Information given Start Marker
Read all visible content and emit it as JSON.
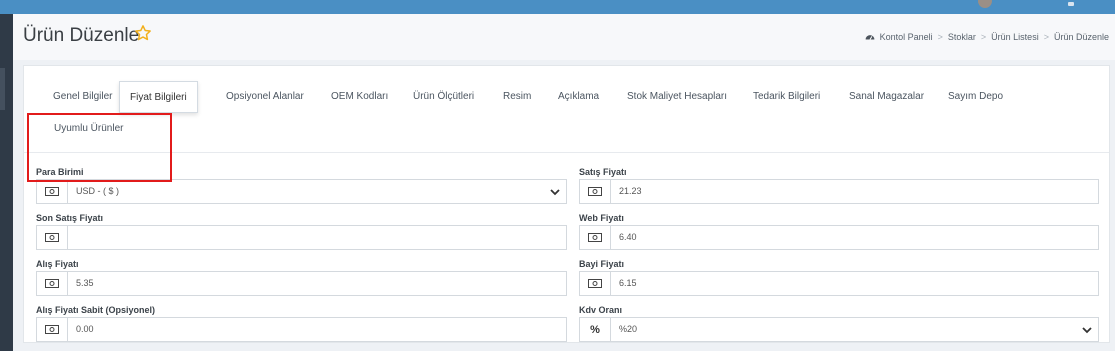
{
  "page": {
    "title": "Ürün Düzenle",
    "breadcrumb": [
      "Kontol Paneli",
      "Stoklar",
      "Ürün Listesi",
      "Ürün Düzenle"
    ]
  },
  "tabs": [
    {
      "label": "Genel Bilgiler",
      "active": false
    },
    {
      "label": "Fiyat Bilgileri",
      "active": true
    },
    {
      "label": "Opsiyonel Alanlar",
      "active": false
    },
    {
      "label": "OEM Kodları",
      "active": false
    },
    {
      "label": "Ürün Ölçütleri",
      "active": false
    },
    {
      "label": "Resim",
      "active": false
    },
    {
      "label": "Açıklama",
      "active": false
    },
    {
      "label": "Stok Maliyet Hesapları",
      "active": false
    },
    {
      "label": "Tedarik Bilgileri",
      "active": false
    },
    {
      "label": "Sanal Magazalar",
      "active": false
    },
    {
      "label": "Sayım Depo",
      "active": false
    },
    {
      "label": "Uyumlu Ürünler",
      "active": false
    }
  ],
  "form": {
    "para_birimi": {
      "label": "Para Birimi",
      "value": "USD - ( $ )"
    },
    "son_satis_fiyati": {
      "label": "Son Satış Fiyatı",
      "value": ""
    },
    "alis_fiyati": {
      "label": "Alış Fiyatı",
      "value": "5.35"
    },
    "alis_fiyati_sabit": {
      "label": "Alış Fiyatı Sabit (Opsiyonel)",
      "value": "0.00"
    },
    "satis_fiyati": {
      "label": "Satış Fiyatı",
      "value": "21.23"
    },
    "web_fiyati": {
      "label": "Web Fiyatı",
      "value": "6.40"
    },
    "bayi_fiyati": {
      "label": "Bayi Fiyatı",
      "value": "6.15"
    },
    "kdv_orani": {
      "label": "Kdv Oranı",
      "value": "%20",
      "addon": "%"
    }
  },
  "icons": {
    "money": "money-icon",
    "percent": "percent-icon",
    "star": "star-icon",
    "home": "dashboard-icon",
    "chevron": "chevron-down-icon"
  },
  "colors": {
    "topbar": "#4a8fc4",
    "sidebar": "#2f3a47",
    "highlight": "#e21b1b",
    "star": "#f2b01e"
  }
}
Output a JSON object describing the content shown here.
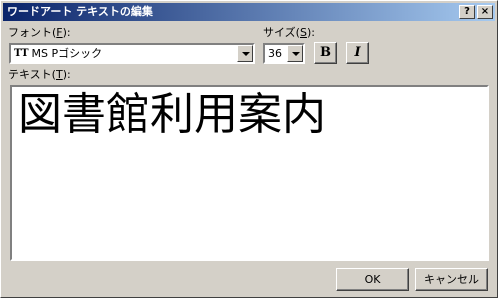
{
  "window": {
    "title": "ワードアート テキストの編集",
    "help_button": "?",
    "close_button": "×"
  },
  "font": {
    "label_main": "フォント(",
    "label_key": "F",
    "label_end": "):",
    "value": "MS Pゴシック",
    "type_icon": "truetype-font-icon"
  },
  "size": {
    "label_main": "サイズ(",
    "label_key": "S",
    "label_end": "):",
    "value": "36"
  },
  "style_buttons": {
    "bold": "B",
    "italic": "I"
  },
  "text_area": {
    "label_main": "テキスト(",
    "label_key": "T",
    "label_end": "):",
    "value": "図書館利用案内"
  },
  "buttons": {
    "ok": "OK",
    "cancel": "キャンセル"
  },
  "colors": {
    "titlebar_start": "#0a246a",
    "titlebar_end": "#a6caf0",
    "dialog_bg": "#d4d0c8"
  }
}
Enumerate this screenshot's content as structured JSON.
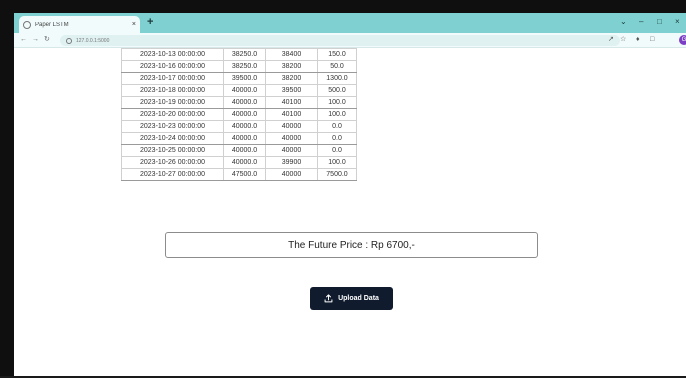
{
  "browser": {
    "tab_title": "Paper LSTM",
    "tab_close": "×",
    "new_tab": "+",
    "url": "127.0.0.1:5000",
    "window_controls": {
      "minimize": "–",
      "maximize": "□",
      "close": "×",
      "chevron": "⌄"
    },
    "profile_initial": "G"
  },
  "table": {
    "rows": [
      [
        "2023-10-13 00:00:00",
        "38250.0",
        "38400",
        "150.0"
      ],
      [
        "2023-10-16 00:00:00",
        "38250.0",
        "38200",
        "50.0"
      ],
      [
        "2023-10-17 00:00:00",
        "39500.0",
        "38200",
        "1300.0"
      ],
      [
        "2023-10-18 00:00:00",
        "40000.0",
        "39500",
        "500.0"
      ],
      [
        "2023-10-19 00:00:00",
        "40000.0",
        "40100",
        "100.0"
      ],
      [
        "2023-10-20 00:00:00",
        "40000.0",
        "40100",
        "100.0"
      ],
      [
        "2023-10-23 00:00:00",
        "40000.0",
        "40000",
        "0.0"
      ],
      [
        "2023-10-24 00:00:00",
        "40000.0",
        "40000",
        "0.0"
      ],
      [
        "2023-10-25 00:00:00",
        "40000.0",
        "40000",
        "0.0"
      ],
      [
        "2023-10-26 00:00:00",
        "40000.0",
        "39900",
        "100.0"
      ],
      [
        "2023-10-27 00:00:00",
        "47500.0",
        "40000",
        "7500.0"
      ]
    ]
  },
  "prediction": {
    "text": "The Future Price : Rp 6700,-"
  },
  "upload": {
    "label": "Upload Data",
    "icon": "upload-icon"
  },
  "colors": {
    "tabbar": "#7fd0d0",
    "button": "#101c2e",
    "profile": "#7b3fc4"
  }
}
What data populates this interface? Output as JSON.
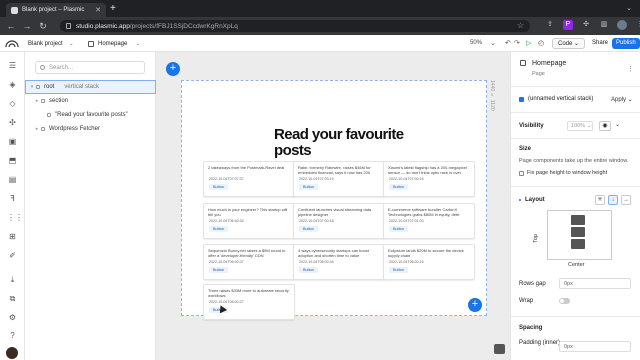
{
  "browser": {
    "tab_title": "Blank project – Plasmic",
    "url_host": "studio.plasmic.app",
    "url_path": "/projects/fFBJ1SSjDCcdwrKgRnXpLq"
  },
  "toolbar": {
    "project_name": "Blank project",
    "page_name": "Homepage",
    "zoom": "50%",
    "code_label": "Code",
    "share_label": "Share",
    "publish_label": "Publish"
  },
  "outline": {
    "search_placeholder": "Search...",
    "items": [
      {
        "label": "root",
        "tag": "vertical stack"
      },
      {
        "label": "section",
        "tag": ""
      },
      {
        "label": "\"Read your favourite posts\"",
        "tag": ""
      },
      {
        "label": "Wordpress Fetcher",
        "tag": ""
      }
    ]
  },
  "canvas": {
    "frame_label": "1440 × 1120",
    "headline": "Read your favourite posts",
    "button_label": "Button",
    "cards": [
      {
        "title": "2 takeaways from the Postmark-Ravel deal",
        "date": "2022-10-04T07:07:37"
      },
      {
        "title": "Rabir, formerly Ratewire, raises $46M for embedded financial, says it now has 200 customers",
        "date": "2022-10-04T07:03:19"
      },
      {
        "title": "Xiaomi's latest flagship has a 200-megapixel sensor — so don't think optic race is over",
        "date": "2022-10-04T07:00:16"
      },
      {
        "title": "How much is your engineer? This startup will tell you",
        "date": "2022-10-04T06:40:34"
      },
      {
        "title": "Confluent launches visual streaming data pipeline designer",
        "date": "2022-10-04T07:00:18"
      },
      {
        "title": "E-commerce software bundler CartonX Technologies grabs $80M in equity, debt",
        "date": "2022-10-04T07:01:03"
      },
      {
        "title": "Sequenzio Bunny.net raises a $9M round to offer a 'developer-friendly' CDN",
        "date": "2022-10-04T06:00:37"
      },
      {
        "title": "4 ways cybersecurity startups can boost adoption and shorten time to value",
        "date": "2022-10-04T06:00:34"
      },
      {
        "title": "Eclipsium lands $20M to secure the device supply chain",
        "date": "2022-10-04T06:00:16"
      },
      {
        "title": "Three raises $33M more to automate security workflows",
        "date": "2022-10-04T06:00:27"
      }
    ]
  },
  "inspector": {
    "title": "Homepage",
    "subtitle": "Page",
    "element_name": "(unnamed vertical stack)",
    "apply_label": "Apply",
    "visibility_label": "Visibility",
    "visibility_value": "100%",
    "size_label": "Size",
    "size_description": "Page components take up the entire window.",
    "fix_page_height_label": "Fix page height to window height",
    "layout_label": "Layout",
    "align_vertical_label": "Top",
    "align_horizontal_label": "Center",
    "rows_gap_label": "Rows gap",
    "rows_gap_value": "0px",
    "wrap_label": "Wrap",
    "wrap_enabled": false,
    "spacing_label": "Spacing",
    "padding_label": "Padding (inner)",
    "padding_value": "0px"
  },
  "colors": {
    "accent": "#1a73e8",
    "browser_dark": "#202124"
  },
  "icons": [
    "plasmic-logo-icon",
    "search-icon",
    "plus-icon",
    "eye-icon",
    "chat-icon"
  ]
}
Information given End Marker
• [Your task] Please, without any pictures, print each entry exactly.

• [Problem solution]
Read all visible content and emit it as JSON.
{
  "page": {
    "title": "Ürün Düzenle",
    "breadcrumb": [
      "Kontol Paneli",
      "Stoklar",
      "Ürün Listesi",
      "Ürün Düzenle"
    ]
  },
  "tabs": [
    {
      "label": "Genel Bilgiler",
      "active": false
    },
    {
      "label": "Fiyat Bilgileri",
      "active": true
    },
    {
      "label": "Opsiyonel Alanlar",
      "active": false
    },
    {
      "label": "OEM Kodları",
      "active": false
    },
    {
      "label": "Ürün Ölçütleri",
      "active": false
    },
    {
      "label": "Resim",
      "active": false
    },
    {
      "label": "Açıklama",
      "active": false
    },
    {
      "label": "Stok Maliyet Hesapları",
      "active": false
    },
    {
      "label": "Tedarik Bilgileri",
      "active": false
    },
    {
      "label": "Sanal Magazalar",
      "active": false
    },
    {
      "label": "Sayım Depo",
      "active": false
    },
    {
      "label": "Uyumlu Ürünler",
      "active": false
    }
  ],
  "form": {
    "para_birimi": {
      "label": "Para Birimi",
      "value": "USD - ( $ )"
    },
    "son_satis_fiyati": {
      "label": "Son Satış Fiyatı",
      "value": ""
    },
    "alis_fiyati": {
      "label": "Alış Fiyatı",
      "value": "5.35"
    },
    "alis_fiyati_sabit": {
      "label": "Alış Fiyatı Sabit (Opsiyonel)",
      "value": "0.00"
    },
    "satis_fiyati": {
      "label": "Satış Fiyatı",
      "value": "21.23"
    },
    "web_fiyati": {
      "label": "Web Fiyatı",
      "value": "6.40"
    },
    "bayi_fiyati": {
      "label": "Bayi Fiyatı",
      "value": "6.15"
    },
    "kdv_orani": {
      "label": "Kdv Oranı",
      "value": "%20",
      "addon": "%"
    }
  },
  "icons": {
    "money": "money-icon",
    "percent": "percent-icon",
    "star": "star-icon",
    "home": "dashboard-icon",
    "chevron": "chevron-down-icon"
  },
  "colors": {
    "topbar": "#4a8fc4",
    "sidebar": "#2f3a47",
    "highlight": "#e21b1b",
    "star": "#f2b01e"
  }
}
Output a JSON object describing the content shown here.
{
  "window": {
    "title": "ワードアート テキストの編集",
    "help_button": "?",
    "close_button": "×"
  },
  "font": {
    "label_main": "フォント(",
    "label_key": "F",
    "label_end": "):",
    "value": "MS Pゴシック",
    "type_icon": "truetype-font-icon"
  },
  "size": {
    "label_main": "サイズ(",
    "label_key": "S",
    "label_end": "):",
    "value": "36"
  },
  "style_buttons": {
    "bold": "B",
    "italic": "I"
  },
  "text_area": {
    "label_main": "テキスト(",
    "label_key": "T",
    "label_end": "):",
    "value": "図書館利用案内"
  },
  "buttons": {
    "ok": "OK",
    "cancel": "キャンセル"
  },
  "colors": {
    "titlebar_start": "#0a246a",
    "titlebar_end": "#a6caf0",
    "dialog_bg": "#d4d0c8"
  }
}
Enumerate this screenshot's content as structured JSON.
{
  "browser": {
    "tab_title": "Paper LSTM",
    "tab_close": "×",
    "new_tab": "+",
    "url": "127.0.0.1:5000",
    "window_controls": {
      "minimize": "–",
      "maximize": "□",
      "close": "×",
      "chevron": "⌄"
    },
    "profile_initial": "G"
  },
  "table": {
    "rows": [
      [
        "2023-10-13 00:00:00",
        "38250.0",
        "38400",
        "150.0"
      ],
      [
        "2023-10-16 00:00:00",
        "38250.0",
        "38200",
        "50.0"
      ],
      [
        "2023-10-17 00:00:00",
        "39500.0",
        "38200",
        "1300.0"
      ],
      [
        "2023-10-18 00:00:00",
        "40000.0",
        "39500",
        "500.0"
      ],
      [
        "2023-10-19 00:00:00",
        "40000.0",
        "40100",
        "100.0"
      ],
      [
        "2023-10-20 00:00:00",
        "40000.0",
        "40100",
        "100.0"
      ],
      [
        "2023-10-23 00:00:00",
        "40000.0",
        "40000",
        "0.0"
      ],
      [
        "2023-10-24 00:00:00",
        "40000.0",
        "40000",
        "0.0"
      ],
      [
        "2023-10-25 00:00:00",
        "40000.0",
        "40000",
        "0.0"
      ],
      [
        "2023-10-26 00:00:00",
        "40000.0",
        "39900",
        "100.0"
      ],
      [
        "2023-10-27 00:00:00",
        "47500.0",
        "40000",
        "7500.0"
      ]
    ]
  },
  "prediction": {
    "text": "The Future Price : Rp 6700,-"
  },
  "upload": {
    "label": "Upload Data",
    "icon": "upload-icon"
  },
  "colors": {
    "tabbar": "#7fd0d0",
    "button": "#101c2e",
    "profile": "#7b3fc4"
  }
}
What data populates this interface? Output as JSON.
{
  "browser": {
    "tab_title": "Blank project – Plasmic",
    "url_host": "studio.plasmic.app",
    "url_path": "/projects/fFBJ1SSjDCcdwrKgRnXpLq"
  },
  "toolbar": {
    "project_name": "Blank project",
    "page_name": "Homepage",
    "zoom": "50%",
    "code_label": "Code",
    "share_label": "Share",
    "publish_label": "Publish"
  },
  "outline": {
    "search_placeholder": "Search...",
    "items": [
      {
        "label": "root",
        "tag": "vertical stack"
      },
      {
        "label": "section",
        "tag": ""
      },
      {
        "label": "\"Read your favourite posts\"",
        "tag": ""
      },
      {
        "label": "Wordpress Fetcher",
        "tag": ""
      }
    ]
  },
  "canvas": {
    "frame_label": "1440 × 1120",
    "headline": "Read your favourite posts",
    "button_label": "Button",
    "cards": [
      {
        "title": "2 takeaways from the Postmark-Ravel deal",
        "date": "2022-10-04T07:07:37"
      },
      {
        "title": "Rabir, formerly Ratewire, raises $46M for embedded financial, says it now has 200 customers",
        "date": "2022-10-04T07:03:19"
      },
      {
        "title": "Xiaomi's latest flagship has a 200-megapixel sensor — so don't think optic race is over",
        "date": "2022-10-04T07:00:16"
      },
      {
        "title": "How much is your engineer? This startup will tell you",
        "date": "2022-10-04T06:40:34"
      },
      {
        "title": "Confluent launches visual streaming data pipeline designer",
        "date": "2022-10-04T07:00:18"
      },
      {
        "title": "E-commerce software bundler CartonX Technologies grabs $80M in equity, debt",
        "date": "2022-10-04T07:01:03"
      },
      {
        "title": "Sequenzio Bunny.net raises a $9M round to offer a 'developer-friendly' CDN",
        "date": "2022-10-04T06:00:37"
      },
      {
        "title": "4 ways cybersecurity startups can boost adoption and shorten time to value",
        "date": "2022-10-04T06:00:34"
      },
      {
        "title": "Eclipsium lands $20M to secure the device supply chain",
        "date": "2022-10-04T06:00:16"
      },
      {
        "title": "Three raises $33M more to automate security workflows",
        "date": "2022-10-04T06:00:27"
      }
    ]
  },
  "inspector": {
    "title": "Homepage",
    "subtitle": "Page",
    "element_name": "(unnamed vertical stack)",
    "apply_label": "Apply",
    "visibility_label": "Visibility",
    "visibility_value": "100%",
    "size_label": "Size",
    "size_description": "Page components take up the entire window.",
    "fix_page_height_label": "Fix page height to window height",
    "layout_label": "Layout",
    "align_vertical_label": "Top",
    "align_horizontal_label": "Center",
    "rows_gap_label": "Rows gap",
    "rows_gap_value": "0px",
    "wrap_label": "Wrap",
    "wrap_enabled": false,
    "spacing_label": "Spacing",
    "padding_label": "Padding (inner)",
    "padding_value": "0px"
  },
  "colors": {
    "accent": "#1a73e8",
    "browser_dark": "#202124"
  },
  "icons": [
    "plasmic-logo-icon",
    "search-icon",
    "plus-icon",
    "eye-icon",
    "chat-icon"
  ]
}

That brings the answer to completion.